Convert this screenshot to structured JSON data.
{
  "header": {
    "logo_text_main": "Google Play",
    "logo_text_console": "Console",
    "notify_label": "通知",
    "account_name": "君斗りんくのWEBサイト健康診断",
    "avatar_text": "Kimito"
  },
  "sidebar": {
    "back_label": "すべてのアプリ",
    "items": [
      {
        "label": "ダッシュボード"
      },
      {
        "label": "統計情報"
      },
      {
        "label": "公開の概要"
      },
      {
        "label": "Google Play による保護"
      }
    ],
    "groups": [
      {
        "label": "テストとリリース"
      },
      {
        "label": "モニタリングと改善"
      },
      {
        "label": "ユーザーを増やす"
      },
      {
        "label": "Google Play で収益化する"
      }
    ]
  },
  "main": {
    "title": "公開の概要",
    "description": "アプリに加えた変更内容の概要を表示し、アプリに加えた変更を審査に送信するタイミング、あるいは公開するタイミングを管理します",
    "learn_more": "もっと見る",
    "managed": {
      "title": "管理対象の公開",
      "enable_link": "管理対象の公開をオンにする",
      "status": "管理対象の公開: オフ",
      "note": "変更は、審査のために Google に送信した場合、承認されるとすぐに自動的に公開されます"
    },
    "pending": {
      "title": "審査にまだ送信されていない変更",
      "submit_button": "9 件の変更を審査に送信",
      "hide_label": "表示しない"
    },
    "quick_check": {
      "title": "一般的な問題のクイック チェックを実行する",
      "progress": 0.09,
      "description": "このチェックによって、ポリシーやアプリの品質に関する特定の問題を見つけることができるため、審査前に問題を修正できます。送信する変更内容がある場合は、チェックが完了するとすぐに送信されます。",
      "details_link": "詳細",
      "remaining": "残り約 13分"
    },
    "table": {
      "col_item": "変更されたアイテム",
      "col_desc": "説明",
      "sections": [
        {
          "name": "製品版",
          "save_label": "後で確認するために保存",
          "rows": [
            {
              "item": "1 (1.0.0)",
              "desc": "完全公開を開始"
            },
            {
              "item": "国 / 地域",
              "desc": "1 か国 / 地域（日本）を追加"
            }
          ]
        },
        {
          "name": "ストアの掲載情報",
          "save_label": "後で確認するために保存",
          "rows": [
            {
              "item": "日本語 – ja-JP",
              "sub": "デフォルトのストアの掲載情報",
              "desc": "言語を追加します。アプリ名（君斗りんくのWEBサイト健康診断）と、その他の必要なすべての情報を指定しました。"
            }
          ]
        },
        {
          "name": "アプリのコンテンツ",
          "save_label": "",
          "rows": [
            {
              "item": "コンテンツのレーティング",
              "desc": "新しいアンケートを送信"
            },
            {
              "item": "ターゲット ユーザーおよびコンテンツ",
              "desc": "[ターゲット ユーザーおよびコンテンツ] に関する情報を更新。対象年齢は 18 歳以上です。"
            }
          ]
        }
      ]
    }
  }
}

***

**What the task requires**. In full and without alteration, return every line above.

**Expected answer**.
Convert this screenshot to structured JSON data.
{
  "header": {
    "logo_text_main": "Google Play",
    "logo_text_console": "Console",
    "notify_label": "通知",
    "account_name": "君斗りんくのWEBサイト健康診断",
    "avatar_text": "Kimito"
  },
  "sidebar": {
    "back_label": "すべてのアプリ",
    "items": [
      {
        "label": "ダッシュボード"
      },
      {
        "label": "統計情報"
      },
      {
        "label": "公開の概要"
      },
      {
        "label": "Google Play による保護"
      }
    ],
    "groups": [
      {
        "label": "テストとリリース"
      },
      {
        "label": "モニタリングと改善"
      },
      {
        "label": "ユーザーを増やす"
      },
      {
        "label": "Google Play で収益化する"
      }
    ]
  },
  "main": {
    "title": "公開の概要",
    "description": "アプリに加えた変更内容の概要を表示し、アプリに加えた変更を審査に送信するタイミング、あるいは公開するタイミングを管理します",
    "learn_more": "もっと見る",
    "managed": {
      "title": "管理対象の公開",
      "enable_link": "管理対象の公開をオンにする",
      "status": "管理対象の公開: オフ",
      "note": "変更は、審査のために Google に送信した場合、承認されるとすぐに自動的に公開されます"
    },
    "pending": {
      "title": "審査にまだ送信されていない変更",
      "submit_button": "9 件の変更を審査に送信",
      "hide_label": "表示しない"
    },
    "quick_check": {
      "title": "一般的な問題のクイック チェックを実行する",
      "progress": 0.09,
      "description": "このチェックによって、ポリシーやアプリの品質に関する特定の問題を見つけることができるため、審査前に問題を修正できます。送信する変更内容がある場合は、チェックが完了するとすぐに送信されます。",
      "details_link": "詳細",
      "remaining": "残り約 13分"
    },
    "table": {
      "col_item": "変更されたアイテム",
      "col_desc": "説明",
      "sections": [
        {
          "name": "製品版",
          "save_label": "後で確認するために保存",
          "rows": [
            {
              "item": "1 (1.0.0)",
              "desc": "完全公開を開始"
            },
            {
              "item": "国 / 地域",
              "desc": "1 か国 / 地域（日本）を追加"
            }
          ]
        },
        {
          "name": "ストアの掲載情報",
          "save_label": "後で確認するために保存",
          "rows": [
            {
              "item": "日本語 – ja-JP",
              "sub": "デフォルトのストアの掲載情報",
              "desc": "言語を追加します。アプリ名（君斗りんくのWEBサイト健康診断）と、その他の必要なすべての情報を指定しました。"
            }
          ]
        },
        {
          "name": "アプリのコンテンツ",
          "save_label": "",
          "rows": [
            {
              "item": "コンテンツのレーティング",
              "desc": "新しいアンケートを送信"
            },
            {
              "item": "ターゲット ユーザーおよびコンテンツ",
              "desc": "[ターゲット ユーザーおよびコンテンツ] に関する情報を更新。対象年齢は 18 歳以上です。"
            }
          ]
        }
      ]
    }
  }
}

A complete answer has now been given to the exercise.